This paper is part of a larger body of work that deals with some of these questions of continuous insecurity of shelter, food, employment, and citizenship; and what these mean for planners and urban practitioners invested in issues of social justice, affordable housing and community development. Extending these observations to mega-development projects like Special Economic Zones[xiii], Big Dams, Highways, Metros, and Private City enclaves, the overall landscape of insecurity and transience seems vast and more complex. Moreover, the diversity of issues experienced at both macro and micro scales present a ground of challenges and creative thinking for urban practitioners to rearticulate for themselves, their core values and institutions. Finally, as Polanyi (1957) states, “laissez-faire is planned; planning is not”!

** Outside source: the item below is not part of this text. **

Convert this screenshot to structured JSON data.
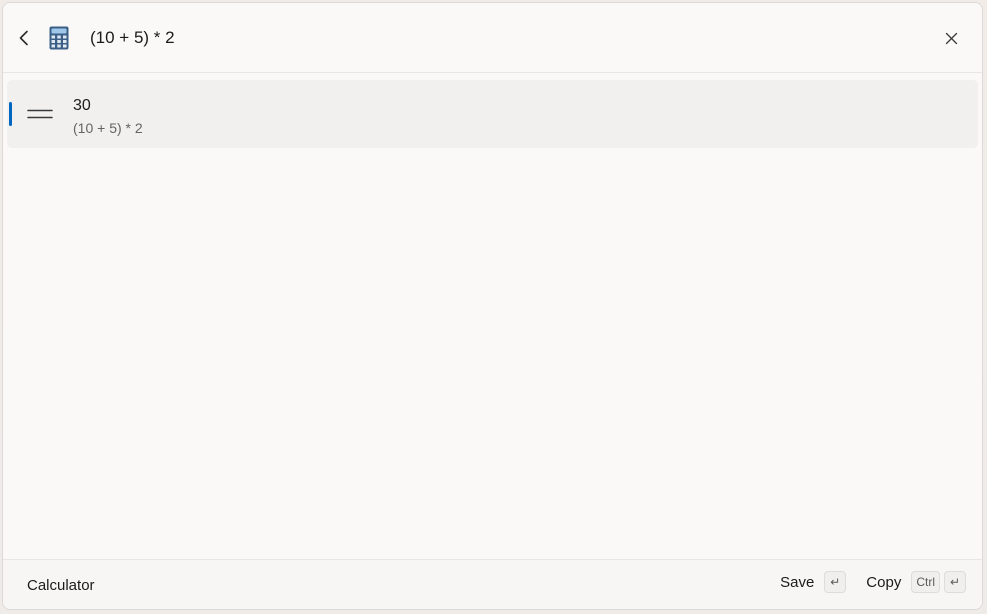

[i] “Footloose” labor a term defined Jan Breman (1996), in an extensive anthropological study grounded in India. “Beginning his local-level research in two villages in south Gujarat, the author discusses the mobilization of casual labour, which is hired and fired according to the need of the moment, and transferred for the duration of the job to destinations far away from the home area.”
[ii] Basu, M. (2010, October 27). For whom the bell tolls. The Hindu. Retrieved from http://www.editorialjunction.com/opinions/for-whom-the-bell-tolls-moushumi-basu/
[iii] The Hindu is an Indian Daily Newspaper published in Chennai since 1878.
[iv] Majumdar, R. (2010, October 9). We, who built your games. Tahelka Magazine. 7(40) Retrieved from http://www.tehelka.com/story_main47.asp?filename=hub091010We_Who.asp
[v] Buncombe, A. (2010, March 3). All aboard Delhi’s beggar express. The Independent. Retrieved from http://www.independent.co.uk/news/world/asia/all-aboard-delhis-beggar-express-1914922.html
[vi] Rao, U. (2010). Making the Global City: Urban citizenship at the margins of Delhi. Ethnos, 75(4), 402—424.
[vii] Gupta, D. (2010, October 6). Games city plays with the poor. India Today. Retrieved from http://indiatoday.intoday.in/site/Story/115285/columns/games-city-plays-with-the-poor.html
[viii] Banerjee-Guha, S. (2008). Space relations of capital and significance of new economic enclaves: SEZs in India. Economic and Political Weekly, 43(47), 51—59.
[ix] O’Sullivan, A. (2009). Urban Economics (7th ed.). Singapore, Asia: The McGraw Hill Companies
[x] Dupont, V. (2008). Slum demolitions in Delhi since the 1990s: An appraisal. Economic and Political Weekly, 43(28), 79—87.
[xi] Greene, J. S. (2003). Staged Cities: Mega-events, slum clearance and global capital. Yale Human Rights and Development L. J. , 6(1), 161—187.
[xii] Harvey, D. (2008). The right to the city. New Left Review, 53, 23—40.
[xiii] Special Economic Zones are like Export Processing Zones that are defined as exclusionary zones, that confirm to the laws that are defined by the SEZ Act, 2005 unlike other industries in the rest of the country.